- What is being asked:
Below are some entries. Return exactly the lines from the one with "Decode this image" through the final line, leaving out any pictures.

- Available data:
• • • •

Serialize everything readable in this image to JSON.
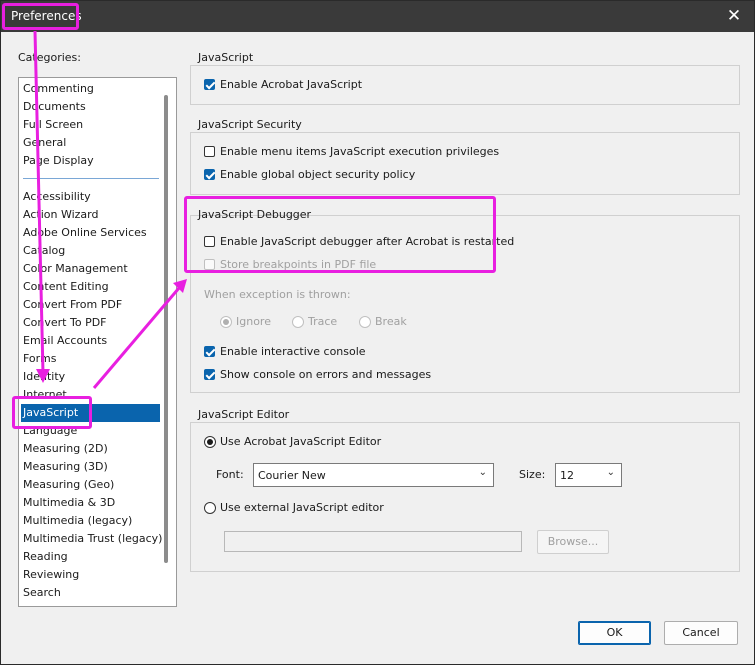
{
  "window": {
    "title": "Preferences",
    "close_glyph": "✕"
  },
  "categories": {
    "label": "Categories:",
    "top_items": [
      "Commenting",
      "Documents",
      "Full Screen",
      "General",
      "Page Display"
    ],
    "items": [
      "Accessibility",
      "Action Wizard",
      "Adobe Online Services",
      "Catalog",
      "Color Management",
      "Content Editing",
      "Convert From PDF",
      "Convert To PDF",
      "Email Accounts",
      "Forms",
      "Identity",
      "Internet",
      "JavaScript",
      "Language",
      "Measuring (2D)",
      "Measuring (3D)",
      "Measuring (Geo)",
      "Multimedia & 3D",
      "Multimedia (legacy)",
      "Multimedia Trust (legacy)",
      "Reading",
      "Reviewing",
      "Search"
    ],
    "selected": "JavaScript"
  },
  "javascript": {
    "title": "JavaScript",
    "enable_acrobat_js": {
      "label": "Enable Acrobat JavaScript",
      "checked": true
    }
  },
  "security": {
    "title": "JavaScript Security",
    "menu_items": {
      "label": "Enable menu items JavaScript execution privileges",
      "checked": false
    },
    "global_object": {
      "label": "Enable global object security policy",
      "checked": true
    }
  },
  "debugger": {
    "title": "JavaScript Debugger",
    "enable_debugger": {
      "label": "Enable JavaScript debugger after Acrobat is restarted",
      "checked": false
    },
    "store_breakpoints": {
      "label": "Store breakpoints in PDF file",
      "checked": false,
      "disabled": true
    },
    "exception_label": "When exception is thrown:",
    "exception_options": [
      "Ignore",
      "Trace",
      "Break"
    ],
    "exception_selected": "Ignore",
    "interactive_console": {
      "label": "Enable interactive console",
      "checked": true
    },
    "show_console": {
      "label": "Show console on errors and messages",
      "checked": true
    }
  },
  "editor": {
    "title": "JavaScript Editor",
    "use_acrobat": "Use Acrobat JavaScript Editor",
    "use_external": "Use external JavaScript editor",
    "selected": "acrobat",
    "font_label": "Font:",
    "font_value": "Courier New",
    "size_label": "Size:",
    "size_value": "12",
    "browse_label": "Browse..."
  },
  "buttons": {
    "ok": "OK",
    "cancel": "Cancel"
  },
  "colors": {
    "accent": "#0a64ad",
    "highlight": "#e81fe0",
    "titlebar": "#3a3a3a"
  }
}
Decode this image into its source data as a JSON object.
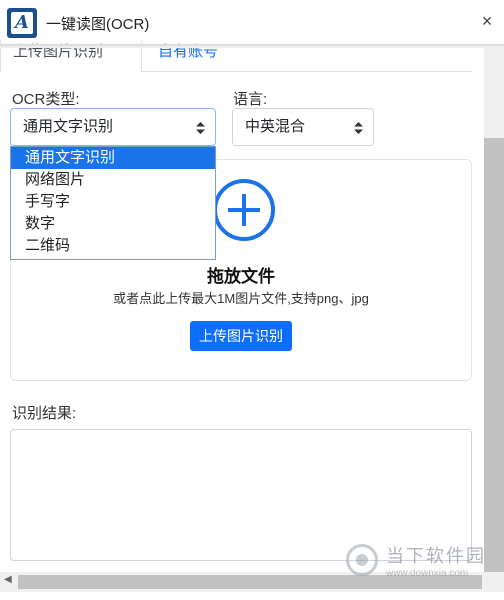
{
  "window": {
    "title": "一键读图(OCR)",
    "logo_letter": "A",
    "close_label": "×"
  },
  "tabs": [
    {
      "label": "上传图片识别",
      "active": true
    },
    {
      "label": "自有账号",
      "active": false
    }
  ],
  "ocr_type": {
    "label": "OCR类型:",
    "selected": "通用文字识别",
    "options": [
      "通用文字识别",
      "网络图片",
      "手写字",
      "数字",
      "二维码"
    ]
  },
  "language": {
    "label": "语言:",
    "selected": "中英混合"
  },
  "dropzone": {
    "title": "拖放文件",
    "subtitle": "或者点此上传最大1M图片文件,支持png、jpg",
    "button_label": "上传图片识别",
    "icon": "plus-circle-icon",
    "accent_color": "#0d6efd"
  },
  "result": {
    "label": "识别结果:",
    "value": ""
  },
  "watermark": {
    "main": "当下软件园",
    "sub": "www.downxia.com"
  }
}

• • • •

- Solution to this problem:
Decode this image into its source data as a JSON object.
{
  "window": {
    "title": "一键读图(OCR)",
    "logo_letter": "A",
    "close_label": "×"
  },
  "tabs": [
    {
      "label": "上传图片识别",
      "active": true
    },
    {
      "label": "自有账号",
      "active": false
    }
  ],
  "ocr_type": {
    "label": "OCR类型:",
    "selected": "通用文字识别",
    "options": [
      "通用文字识别",
      "网络图片",
      "手写字",
      "数字",
      "二维码"
    ]
  },
  "language": {
    "label": "语言:",
    "selected": "中英混合"
  },
  "dropzone": {
    "title": "拖放文件",
    "subtitle": "或者点此上传最大1M图片文件,支持png、jpg",
    "button_label": "上传图片识别",
    "icon": "plus-circle-icon",
    "accent_color": "#0d6efd"
  },
  "result": {
    "label": "识别结果:",
    "value": ""
  },
  "watermark": {
    "main": "当下软件园",
    "sub": "www.downxia.com"
  }
}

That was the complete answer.